Self-prioritization in vision, audition, and touch.
Schäfer S., Wesslein AK., Spence C., Wentura D., Frings C.
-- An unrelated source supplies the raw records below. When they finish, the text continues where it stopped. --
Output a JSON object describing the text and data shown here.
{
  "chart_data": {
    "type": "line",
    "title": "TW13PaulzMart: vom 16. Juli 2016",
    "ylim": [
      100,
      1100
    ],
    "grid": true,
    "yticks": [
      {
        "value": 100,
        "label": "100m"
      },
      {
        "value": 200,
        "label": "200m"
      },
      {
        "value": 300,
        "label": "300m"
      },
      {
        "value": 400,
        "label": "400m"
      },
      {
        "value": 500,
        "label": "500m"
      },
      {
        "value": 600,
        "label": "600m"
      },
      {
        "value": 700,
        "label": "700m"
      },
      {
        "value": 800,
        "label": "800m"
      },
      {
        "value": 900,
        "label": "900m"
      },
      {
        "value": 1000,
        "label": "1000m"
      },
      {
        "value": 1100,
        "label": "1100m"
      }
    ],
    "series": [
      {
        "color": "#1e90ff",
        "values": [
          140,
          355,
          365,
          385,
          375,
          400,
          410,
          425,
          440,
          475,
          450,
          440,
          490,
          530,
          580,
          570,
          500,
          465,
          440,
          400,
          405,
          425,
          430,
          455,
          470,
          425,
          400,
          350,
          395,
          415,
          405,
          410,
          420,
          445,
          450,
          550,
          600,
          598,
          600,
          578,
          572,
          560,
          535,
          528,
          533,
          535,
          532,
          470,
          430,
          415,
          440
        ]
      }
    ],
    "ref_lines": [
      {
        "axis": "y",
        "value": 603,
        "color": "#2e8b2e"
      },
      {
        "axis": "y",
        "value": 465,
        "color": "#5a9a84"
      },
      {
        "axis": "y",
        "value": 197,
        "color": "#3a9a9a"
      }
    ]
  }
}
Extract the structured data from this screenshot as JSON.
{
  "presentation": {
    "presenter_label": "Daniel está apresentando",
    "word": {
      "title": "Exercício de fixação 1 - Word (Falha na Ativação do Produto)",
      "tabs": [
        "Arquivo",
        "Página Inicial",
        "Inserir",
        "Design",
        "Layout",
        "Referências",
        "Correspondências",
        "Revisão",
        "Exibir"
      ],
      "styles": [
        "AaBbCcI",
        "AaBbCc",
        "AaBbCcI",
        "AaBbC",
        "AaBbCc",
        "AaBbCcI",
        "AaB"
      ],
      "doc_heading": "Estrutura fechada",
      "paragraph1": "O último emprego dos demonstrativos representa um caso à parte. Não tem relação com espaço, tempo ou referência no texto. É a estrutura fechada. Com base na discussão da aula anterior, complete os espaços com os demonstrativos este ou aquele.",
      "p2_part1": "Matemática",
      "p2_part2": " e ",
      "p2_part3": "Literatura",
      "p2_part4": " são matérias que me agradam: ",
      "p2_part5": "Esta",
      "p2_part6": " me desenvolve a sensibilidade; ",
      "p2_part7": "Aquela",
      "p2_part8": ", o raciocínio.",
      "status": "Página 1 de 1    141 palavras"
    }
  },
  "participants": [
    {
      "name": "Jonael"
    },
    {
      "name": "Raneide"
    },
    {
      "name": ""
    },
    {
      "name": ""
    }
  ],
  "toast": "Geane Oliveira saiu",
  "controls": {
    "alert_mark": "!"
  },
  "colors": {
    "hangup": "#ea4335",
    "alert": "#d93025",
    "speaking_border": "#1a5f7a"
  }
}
To investigate self-prioritization independently of stimulus familiarity, Sui et al. (J Exp Psychol Hum Percept Perform 38:1105-1117, 2012. doi: 10.1037/a0029792 ) introduced a new paradigm in which different geometric shapes are arbitrarily associated with self-relevant (e.g., "I") and neutral labels (e.g., "stranger"). It has now been repeatedly demonstrated that in a subsequently presented matching task, this association leads to faster and more accurate verifications of self-relevant shape-label pairings than neutral shape-label pairings. In order to assess whether this self-prioritization effect represents a general selection mechanism in human information processing, we examined whether it is limited to the visual modality. Therefore, besides visual stimuli, auditory and vibrotactile stimuli were also associated either to self-relevant or to neutral labels. The findings demonstrate that self-prioritization represents a general tendency influencing human information processing, one that operates across the senses. Our results also highlight a top-down component to self-prioritization.